Published: 7 November 2011

Abstract

Background

During the 2009 influenza A/H1N1v pandemic, children were identified as a specific "at risk" group. We conducted a multicentric study to describe pattern of influenza A/H1N1v infection among hospitalized children in Brussels, Belgium.

Methods

From July 1, 2009, to January 31, 2010, we collected epidemiological and clinical data of all proven (positive H1N1v PCR) and probable (positive influenza A antigen or culture) pediatric cases of influenza A/H1N1v infections, hospitalized in four tertiary centers.

Results

During the epidemic period, an excess of 18% of pediatric outpatients and emergency department visits was registered. 215 children were hospitalized with proven/probable influenza A/H1N1v infection. Median age was 31 months. 47% had ≥ 1 comorbid conditions. Febrile respiratory illness was the most common presentation. 36% presented with initial gastrointestinal symptoms and 10% with neurological manifestations. 34% had pneumonia. Only 24% of the patients received oseltamivir but 57% received antibiotics. 10% of children were admitted to PICU, seven of whom with ARDS. Case fatality-rate was 5/215 (2%), concerning only children suffering from chronic neurological disorders. Children over 2 years of age showed a higher propensity to be admitted to PICU (16% vs 1%, p = 0.002) and a higher mortality rate (4% vs 0%, p = 0.06). Infants less than 3 months old showed a milder course of infection, with few respiratory and neurological complications.

Conclusion

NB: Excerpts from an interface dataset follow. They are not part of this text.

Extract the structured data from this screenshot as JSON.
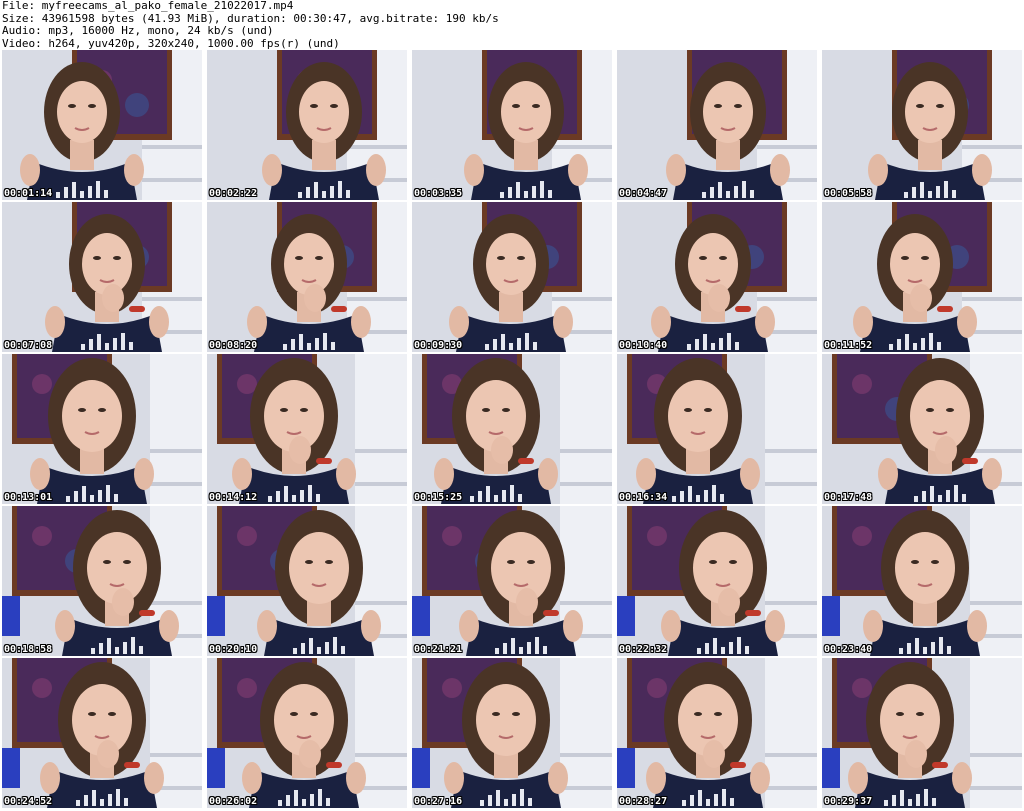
{
  "header": {
    "file_line": "File: myfreecams_al_pako_female_21022017.mp4",
    "size_line": "Size: 43961598 bytes (41.93 MiB), duration: 00:30:47, avg.bitrate: 190 kb/s",
    "audio_line": "Audio: mp3, 16000 Hz, mono, 24 kb/s (und)",
    "video_line": "Video: h264, yuv420p, 320x240, 1000.00 fps(r) (und)"
  },
  "thumbnails": [
    {
      "timestamp": "00:01:14"
    },
    {
      "timestamp": "00:02:22"
    },
    {
      "timestamp": "00:03:35"
    },
    {
      "timestamp": "00:04:47"
    },
    {
      "timestamp": "00:05:58"
    },
    {
      "timestamp": "00:07:08"
    },
    {
      "timestamp": "00:08:20"
    },
    {
      "timestamp": "00:09:30"
    },
    {
      "timestamp": "00:10:40"
    },
    {
      "timestamp": "00:11:52"
    },
    {
      "timestamp": "00:13:01"
    },
    {
      "timestamp": "00:14:12"
    },
    {
      "timestamp": "00:15:25"
    },
    {
      "timestamp": "00:16:34"
    },
    {
      "timestamp": "00:17:48"
    },
    {
      "timestamp": "00:18:58"
    },
    {
      "timestamp": "00:20:10"
    },
    {
      "timestamp": "00:21:21"
    },
    {
      "timestamp": "00:22:32"
    },
    {
      "timestamp": "00:23:40"
    },
    {
      "timestamp": "00:24:52"
    },
    {
      "timestamp": "00:26:02"
    },
    {
      "timestamp": "00:27:16"
    },
    {
      "timestamp": "00:28:27"
    },
    {
      "timestamp": "00:29:37"
    }
  ],
  "colors": {
    "background": "#ffffff",
    "header_text": "#000000",
    "timestamp_text": "#ffffff",
    "timestamp_outline": "#000000"
  }
}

Although influenza A/H1N1v infections were generally self-limited, pediatric burden of disease was significant. Compared to other countries experiencing different health care systems, our Belgian cohort was younger and received less frequently antiviral therapy; disease course and mortality were however similar.